╔══

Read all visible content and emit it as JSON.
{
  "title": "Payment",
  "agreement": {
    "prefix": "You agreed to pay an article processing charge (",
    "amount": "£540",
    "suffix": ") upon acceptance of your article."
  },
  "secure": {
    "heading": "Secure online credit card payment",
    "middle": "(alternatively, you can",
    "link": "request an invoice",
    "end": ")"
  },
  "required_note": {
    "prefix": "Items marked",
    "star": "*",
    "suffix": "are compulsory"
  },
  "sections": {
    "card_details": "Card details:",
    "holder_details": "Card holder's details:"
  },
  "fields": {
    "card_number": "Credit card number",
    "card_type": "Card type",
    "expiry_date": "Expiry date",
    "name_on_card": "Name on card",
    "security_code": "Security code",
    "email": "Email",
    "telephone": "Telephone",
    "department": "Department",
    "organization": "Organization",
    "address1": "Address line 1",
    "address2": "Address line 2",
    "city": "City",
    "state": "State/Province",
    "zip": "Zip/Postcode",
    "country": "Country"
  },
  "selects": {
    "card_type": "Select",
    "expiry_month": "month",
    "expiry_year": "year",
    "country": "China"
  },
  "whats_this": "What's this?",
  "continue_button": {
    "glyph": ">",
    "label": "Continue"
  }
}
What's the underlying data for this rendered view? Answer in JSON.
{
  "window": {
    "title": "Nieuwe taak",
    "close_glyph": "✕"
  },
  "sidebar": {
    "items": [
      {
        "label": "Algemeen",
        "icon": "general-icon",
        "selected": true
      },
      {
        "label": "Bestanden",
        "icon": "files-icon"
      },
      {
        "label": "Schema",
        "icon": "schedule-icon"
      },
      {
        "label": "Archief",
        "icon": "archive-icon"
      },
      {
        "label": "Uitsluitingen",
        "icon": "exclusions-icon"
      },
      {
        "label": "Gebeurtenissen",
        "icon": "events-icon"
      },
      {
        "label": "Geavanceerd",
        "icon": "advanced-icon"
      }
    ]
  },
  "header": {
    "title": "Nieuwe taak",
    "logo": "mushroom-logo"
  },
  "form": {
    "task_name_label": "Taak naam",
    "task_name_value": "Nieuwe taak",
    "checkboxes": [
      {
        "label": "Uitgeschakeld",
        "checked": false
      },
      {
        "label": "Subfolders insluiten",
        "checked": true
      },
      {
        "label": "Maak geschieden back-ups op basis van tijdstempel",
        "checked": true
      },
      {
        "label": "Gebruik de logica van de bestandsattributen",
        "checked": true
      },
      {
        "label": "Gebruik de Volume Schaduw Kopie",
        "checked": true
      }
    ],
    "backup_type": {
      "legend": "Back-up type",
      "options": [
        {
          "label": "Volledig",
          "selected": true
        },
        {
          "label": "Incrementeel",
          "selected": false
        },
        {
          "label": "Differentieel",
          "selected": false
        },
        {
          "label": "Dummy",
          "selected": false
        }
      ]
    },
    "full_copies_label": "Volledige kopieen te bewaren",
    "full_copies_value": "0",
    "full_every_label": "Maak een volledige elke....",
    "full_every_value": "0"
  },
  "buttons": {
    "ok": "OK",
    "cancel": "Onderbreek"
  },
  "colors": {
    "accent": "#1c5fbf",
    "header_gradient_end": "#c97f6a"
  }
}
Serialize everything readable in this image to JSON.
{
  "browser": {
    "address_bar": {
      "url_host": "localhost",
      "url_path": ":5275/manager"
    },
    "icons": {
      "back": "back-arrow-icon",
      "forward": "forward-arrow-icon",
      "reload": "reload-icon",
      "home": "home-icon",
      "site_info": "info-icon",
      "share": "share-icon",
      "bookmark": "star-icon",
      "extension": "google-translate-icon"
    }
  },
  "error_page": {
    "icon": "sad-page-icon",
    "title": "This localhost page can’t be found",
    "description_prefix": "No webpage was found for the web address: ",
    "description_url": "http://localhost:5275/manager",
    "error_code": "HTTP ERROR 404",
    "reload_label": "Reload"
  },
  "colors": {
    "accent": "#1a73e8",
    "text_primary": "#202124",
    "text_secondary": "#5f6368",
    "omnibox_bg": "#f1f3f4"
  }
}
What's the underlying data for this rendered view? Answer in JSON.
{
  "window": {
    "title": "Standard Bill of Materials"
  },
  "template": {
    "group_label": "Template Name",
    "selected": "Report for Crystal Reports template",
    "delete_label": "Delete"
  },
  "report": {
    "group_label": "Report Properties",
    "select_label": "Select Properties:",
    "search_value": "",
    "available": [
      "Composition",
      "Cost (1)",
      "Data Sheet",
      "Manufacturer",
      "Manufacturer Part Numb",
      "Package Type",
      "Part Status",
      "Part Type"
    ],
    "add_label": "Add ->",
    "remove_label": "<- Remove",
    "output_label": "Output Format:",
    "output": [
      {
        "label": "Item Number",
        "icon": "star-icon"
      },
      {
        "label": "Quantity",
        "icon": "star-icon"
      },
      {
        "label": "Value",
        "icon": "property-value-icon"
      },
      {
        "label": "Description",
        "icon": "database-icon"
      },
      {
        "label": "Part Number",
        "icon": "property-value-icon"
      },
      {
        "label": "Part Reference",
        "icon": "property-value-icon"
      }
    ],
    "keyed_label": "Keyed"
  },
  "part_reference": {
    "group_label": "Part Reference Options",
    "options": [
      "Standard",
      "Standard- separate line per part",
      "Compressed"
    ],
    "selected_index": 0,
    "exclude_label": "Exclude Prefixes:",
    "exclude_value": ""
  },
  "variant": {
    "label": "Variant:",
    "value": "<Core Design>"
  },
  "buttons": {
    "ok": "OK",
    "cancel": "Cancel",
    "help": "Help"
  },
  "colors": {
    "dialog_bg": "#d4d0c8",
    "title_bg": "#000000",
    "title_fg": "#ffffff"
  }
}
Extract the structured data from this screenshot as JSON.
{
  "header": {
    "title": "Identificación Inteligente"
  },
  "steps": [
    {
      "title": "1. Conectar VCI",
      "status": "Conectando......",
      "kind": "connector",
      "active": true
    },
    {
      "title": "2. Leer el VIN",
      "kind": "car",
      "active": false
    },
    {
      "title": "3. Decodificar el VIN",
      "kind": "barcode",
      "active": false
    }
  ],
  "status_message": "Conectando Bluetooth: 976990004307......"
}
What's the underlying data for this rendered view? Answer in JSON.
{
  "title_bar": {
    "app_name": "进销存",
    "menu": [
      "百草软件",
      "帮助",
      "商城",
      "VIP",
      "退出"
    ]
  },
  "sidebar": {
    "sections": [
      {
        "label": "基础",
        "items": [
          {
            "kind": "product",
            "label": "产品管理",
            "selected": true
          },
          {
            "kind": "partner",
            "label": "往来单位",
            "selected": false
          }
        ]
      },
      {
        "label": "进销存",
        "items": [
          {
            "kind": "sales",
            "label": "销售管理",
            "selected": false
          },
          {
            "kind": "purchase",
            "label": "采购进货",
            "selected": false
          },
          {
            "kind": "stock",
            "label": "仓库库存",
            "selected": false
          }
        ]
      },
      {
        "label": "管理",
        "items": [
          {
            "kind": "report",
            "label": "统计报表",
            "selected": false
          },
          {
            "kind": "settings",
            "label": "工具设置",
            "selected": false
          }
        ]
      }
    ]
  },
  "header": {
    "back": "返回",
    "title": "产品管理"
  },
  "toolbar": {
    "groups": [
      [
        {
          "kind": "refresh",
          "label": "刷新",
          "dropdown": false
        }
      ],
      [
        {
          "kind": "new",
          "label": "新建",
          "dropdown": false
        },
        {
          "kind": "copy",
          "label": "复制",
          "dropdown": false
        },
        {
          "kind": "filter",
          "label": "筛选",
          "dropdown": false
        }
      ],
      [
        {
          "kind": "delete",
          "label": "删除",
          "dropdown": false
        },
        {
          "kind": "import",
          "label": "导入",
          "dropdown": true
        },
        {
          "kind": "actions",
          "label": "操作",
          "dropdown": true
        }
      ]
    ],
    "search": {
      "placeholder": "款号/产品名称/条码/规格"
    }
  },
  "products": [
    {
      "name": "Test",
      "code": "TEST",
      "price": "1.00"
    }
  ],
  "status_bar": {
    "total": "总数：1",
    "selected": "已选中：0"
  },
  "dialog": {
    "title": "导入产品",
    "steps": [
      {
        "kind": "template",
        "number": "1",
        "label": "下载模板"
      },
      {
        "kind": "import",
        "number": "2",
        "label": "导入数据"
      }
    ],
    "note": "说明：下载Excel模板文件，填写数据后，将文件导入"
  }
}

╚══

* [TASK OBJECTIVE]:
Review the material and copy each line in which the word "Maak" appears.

* [SOLUTION TO THIS PROBLEM]:
        "label": "Maak geschieden back-ups op basis van tijdstempel",
    "full_every_label": "Maak een volledige elke....",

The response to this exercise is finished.